(App and web page records)
--

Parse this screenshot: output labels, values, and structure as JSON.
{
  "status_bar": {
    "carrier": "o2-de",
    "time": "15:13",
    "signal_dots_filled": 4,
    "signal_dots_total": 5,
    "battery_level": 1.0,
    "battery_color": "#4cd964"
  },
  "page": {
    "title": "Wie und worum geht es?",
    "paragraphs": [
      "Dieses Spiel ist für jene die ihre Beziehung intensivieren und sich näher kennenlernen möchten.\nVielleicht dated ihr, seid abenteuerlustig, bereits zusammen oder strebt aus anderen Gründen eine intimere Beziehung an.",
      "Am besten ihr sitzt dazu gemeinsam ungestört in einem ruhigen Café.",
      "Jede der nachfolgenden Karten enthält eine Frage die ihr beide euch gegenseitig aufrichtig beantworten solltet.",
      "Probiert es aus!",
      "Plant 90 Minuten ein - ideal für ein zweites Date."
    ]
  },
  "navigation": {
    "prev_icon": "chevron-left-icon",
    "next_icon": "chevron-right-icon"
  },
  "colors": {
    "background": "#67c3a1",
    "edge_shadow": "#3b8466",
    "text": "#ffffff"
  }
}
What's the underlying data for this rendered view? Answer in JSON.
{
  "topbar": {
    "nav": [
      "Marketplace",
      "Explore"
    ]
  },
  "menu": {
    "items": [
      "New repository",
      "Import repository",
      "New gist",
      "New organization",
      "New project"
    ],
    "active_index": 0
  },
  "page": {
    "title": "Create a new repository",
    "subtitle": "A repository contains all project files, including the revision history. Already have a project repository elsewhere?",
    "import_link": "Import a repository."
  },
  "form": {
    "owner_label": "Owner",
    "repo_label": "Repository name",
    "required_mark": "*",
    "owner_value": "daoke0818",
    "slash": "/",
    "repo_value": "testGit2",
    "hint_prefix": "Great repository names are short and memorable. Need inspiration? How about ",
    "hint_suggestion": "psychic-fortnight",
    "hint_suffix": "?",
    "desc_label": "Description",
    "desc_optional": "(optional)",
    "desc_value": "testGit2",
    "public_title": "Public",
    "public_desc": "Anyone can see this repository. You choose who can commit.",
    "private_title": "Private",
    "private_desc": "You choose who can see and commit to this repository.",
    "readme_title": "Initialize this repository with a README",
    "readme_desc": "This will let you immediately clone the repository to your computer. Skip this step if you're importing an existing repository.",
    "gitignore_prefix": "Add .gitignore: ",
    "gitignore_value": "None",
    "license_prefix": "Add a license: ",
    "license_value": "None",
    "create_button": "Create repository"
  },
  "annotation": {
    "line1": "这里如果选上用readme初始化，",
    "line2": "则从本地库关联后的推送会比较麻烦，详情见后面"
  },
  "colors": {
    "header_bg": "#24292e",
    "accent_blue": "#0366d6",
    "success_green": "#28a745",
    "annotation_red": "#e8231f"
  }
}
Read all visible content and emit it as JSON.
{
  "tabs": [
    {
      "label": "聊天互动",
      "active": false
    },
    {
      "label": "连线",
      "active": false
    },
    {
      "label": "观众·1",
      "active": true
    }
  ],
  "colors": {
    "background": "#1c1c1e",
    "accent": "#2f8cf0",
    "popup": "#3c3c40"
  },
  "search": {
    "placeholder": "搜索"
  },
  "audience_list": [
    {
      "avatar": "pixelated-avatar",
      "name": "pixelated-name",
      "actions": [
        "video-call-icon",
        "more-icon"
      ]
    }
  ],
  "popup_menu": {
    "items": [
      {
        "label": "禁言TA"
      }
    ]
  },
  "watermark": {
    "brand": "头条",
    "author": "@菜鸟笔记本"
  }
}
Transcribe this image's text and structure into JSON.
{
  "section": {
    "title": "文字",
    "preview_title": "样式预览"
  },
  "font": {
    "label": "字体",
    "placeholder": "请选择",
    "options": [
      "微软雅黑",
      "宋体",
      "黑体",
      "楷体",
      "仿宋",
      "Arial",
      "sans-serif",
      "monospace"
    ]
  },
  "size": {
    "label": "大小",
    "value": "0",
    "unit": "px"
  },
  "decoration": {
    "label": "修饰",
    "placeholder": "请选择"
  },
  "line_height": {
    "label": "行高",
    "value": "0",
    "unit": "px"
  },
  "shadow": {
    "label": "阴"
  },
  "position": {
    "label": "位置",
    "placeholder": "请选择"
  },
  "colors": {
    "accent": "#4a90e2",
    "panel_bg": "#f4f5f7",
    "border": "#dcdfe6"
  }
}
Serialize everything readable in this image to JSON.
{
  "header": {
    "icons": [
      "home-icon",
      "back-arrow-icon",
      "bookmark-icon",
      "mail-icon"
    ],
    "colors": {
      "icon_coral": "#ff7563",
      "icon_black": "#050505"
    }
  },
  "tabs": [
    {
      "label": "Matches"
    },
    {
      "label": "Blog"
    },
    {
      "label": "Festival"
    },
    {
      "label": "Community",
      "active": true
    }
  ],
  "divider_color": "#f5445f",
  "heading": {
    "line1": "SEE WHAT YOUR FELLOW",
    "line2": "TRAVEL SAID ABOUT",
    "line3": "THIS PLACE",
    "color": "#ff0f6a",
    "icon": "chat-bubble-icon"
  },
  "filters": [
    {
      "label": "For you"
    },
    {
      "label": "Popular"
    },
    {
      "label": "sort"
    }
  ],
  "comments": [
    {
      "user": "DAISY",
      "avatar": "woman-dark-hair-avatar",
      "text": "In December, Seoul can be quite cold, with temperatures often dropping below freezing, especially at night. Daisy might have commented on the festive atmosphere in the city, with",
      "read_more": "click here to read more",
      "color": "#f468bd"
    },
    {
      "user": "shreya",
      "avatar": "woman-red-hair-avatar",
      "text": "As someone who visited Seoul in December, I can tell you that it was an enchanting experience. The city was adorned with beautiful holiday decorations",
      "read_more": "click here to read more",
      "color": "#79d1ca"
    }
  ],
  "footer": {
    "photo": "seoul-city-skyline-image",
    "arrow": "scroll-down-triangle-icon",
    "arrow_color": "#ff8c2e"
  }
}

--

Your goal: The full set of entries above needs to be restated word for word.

Answer:
Parse this screenshot: output labels, values, and structure as JSON.
{
  "status_bar": {
    "carrier": "o2-de",
    "time": "15:13",
    "signal_dots_filled": 4,
    "signal_dots_total": 5,
    "battery_level": 1.0,
    "battery_color": "#4cd964"
  },
  "page": {
    "title": "Wie und worum geht es?",
    "paragraphs": [
      "Dieses Spiel ist für jene die ihre Beziehung intensivieren und sich näher kennenlernen möchten.\nVielleicht dated ihr, seid abenteuerlustig, bereits zusammen oder strebt aus anderen Gründen eine intimere Beziehung an.",
      "Am besten ihr sitzt dazu gemeinsam ungestört in einem ruhigen Café.",
      "Jede der nachfolgenden Karten enthält eine Frage die ihr beide euch gegenseitig aufrichtig beantworten solltet.",
      "Probiert es aus!",
      "Plant 90 Minuten ein - ideal für ein zweites Date."
    ]
  },
  "navigation": {
    "prev_icon": "chevron-left-icon",
    "next_icon": "chevron-right-icon"
  },
  "colors": {
    "background": "#67c3a1",
    "edge_shadow": "#3b8466",
    "text": "#ffffff"
  }
}
What's the underlying data for this rendered view? Answer in JSON.
{
  "topbar": {
    "nav": [
      "Marketplace",
      "Explore"
    ]
  },
  "menu": {
    "items": [
      "New repository",
      "Import repository",
      "New gist",
      "New organization",
      "New project"
    ],
    "active_index": 0
  },
  "page": {
    "title": "Create a new repository",
    "subtitle": "A repository contains all project files, including the revision history. Already have a project repository elsewhere?",
    "import_link": "Import a repository."
  },
  "form": {
    "owner_label": "Owner",
    "repo_label": "Repository name",
    "required_mark": "*",
    "owner_value": "daoke0818",
    "slash": "/",
    "repo_value": "testGit2",
    "hint_prefix": "Great repository names are short and memorable. Need inspiration? How about ",
    "hint_suggestion": "psychic-fortnight",
    "hint_suffix": "?",
    "desc_label": "Description",
    "desc_optional": "(optional)",
    "desc_value": "testGit2",
    "public_title": "Public",
    "public_desc": "Anyone can see this repository. You choose who can commit.",
    "private_title": "Private",
    "private_desc": "You choose who can see and commit to this repository.",
    "readme_title": "Initialize this repository with a README",
    "readme_desc": "This will let you immediately clone the repository to your computer. Skip this step if you're importing an existing repository.",
    "gitignore_prefix": "Add .gitignore: ",
    "gitignore_value": "None",
    "license_prefix": "Add a license: ",
    "license_value": "None",
    "create_button": "Create repository"
  },
  "annotation": {
    "line1": "这里如果选上用readme初始化，",
    "line2": "则从本地库关联后的推送会比较麻烦，详情见后面"
  },
  "colors": {
    "header_bg": "#24292e",
    "accent_blue": "#0366d6",
    "success_green": "#28a745",
    "annotation_red": "#e8231f"
  }
}
Read all visible content and emit it as JSON.
{
  "tabs": [
    {
      "label": "聊天互动",
      "active": false
    },
    {
      "label": "连线",
      "active": false
    },
    {
      "label": "观众·1",
      "active": true
    }
  ],
  "colors": {
    "background": "#1c1c1e",
    "accent": "#2f8cf0",
    "popup": "#3c3c40"
  },
  "search": {
    "placeholder": "搜索"
  },
  "audience_list": [
    {
      "avatar": "pixelated-avatar",
      "name": "pixelated-name",
      "actions": [
        "video-call-icon",
        "more-icon"
      ]
    }
  ],
  "popup_menu": {
    "items": [
      {
        "label": "禁言TA"
      }
    ]
  },
  "watermark": {
    "brand": "头条",
    "author": "@菜鸟笔记本"
  }
}
Transcribe this image's text and structure into JSON.
{
  "section": {
    "title": "文字",
    "preview_title": "样式预览"
  },
  "font": {
    "label": "字体",
    "placeholder": "请选择",
    "options": [
      "微软雅黑",
      "宋体",
      "黑体",
      "楷体",
      "仿宋",
      "Arial",
      "sans-serif",
      "monospace"
    ]
  },
  "size": {
    "label": "大小",
    "value": "0",
    "unit": "px"
  },
  "decoration": {
    "label": "修饰",
    "placeholder": "请选择"
  },
  "line_height": {
    "label": "行高",
    "value": "0",
    "unit": "px"
  },
  "shadow": {
    "label": "阴"
  },
  "position": {
    "label": "位置",
    "placeholder": "请选择"
  },
  "colors": {
    "accent": "#4a90e2",
    "panel_bg": "#f4f5f7",
    "border": "#dcdfe6"
  }
}
Serialize everything readable in this image to JSON.
{
  "header": {
    "icons": [
      "home-icon",
      "back-arrow-icon",
      "bookmark-icon",
      "mail-icon"
    ],
    "colors": {
      "icon_coral": "#ff7563",
      "icon_black": "#050505"
    }
  },
  "tabs": [
    {
      "label": "Matches"
    },
    {
      "label": "Blog"
    },
    {
      "label": "Festival"
    },
    {
      "label": "Community",
      "active": true
    }
  ],
  "divider_color": "#f5445f",
  "heading": {
    "line1": "SEE WHAT YOUR FELLOW",
    "line2": "TRAVEL SAID ABOUT",
    "line3": "THIS PLACE",
    "color": "#ff0f6a",
    "icon": "chat-bubble-icon"
  },
  "filters": [
    {
      "label": "For you"
    },
    {
      "label": "Popular"
    },
    {
      "label": "sort"
    }
  ],
  "comments": [
    {
      "user": "DAISY",
      "avatar": "woman-dark-hair-avatar",
      "text": "In December, Seoul can be quite cold, with temperatures often dropping below freezing, especially at night. Daisy might have commented on the festive atmosphere in the city, with",
      "read_more": "click here to read more",
      "color": "#f468bd"
    },
    {
      "user": "shreya",
      "avatar": "woman-red-hair-avatar",
      "text": "As someone who visited Seoul in December, I can tell you that it was an enchanting experience. The city was adorned with beautiful holiday decorations",
      "read_more": "click here to read more",
      "color": "#79d1ca"
    }
  ],
  "footer": {
    "photo": "seoul-city-skyline-image",
    "arrow": "scroll-down-triangle-icon",
    "arrow_color": "#ff8c2e"
  }
}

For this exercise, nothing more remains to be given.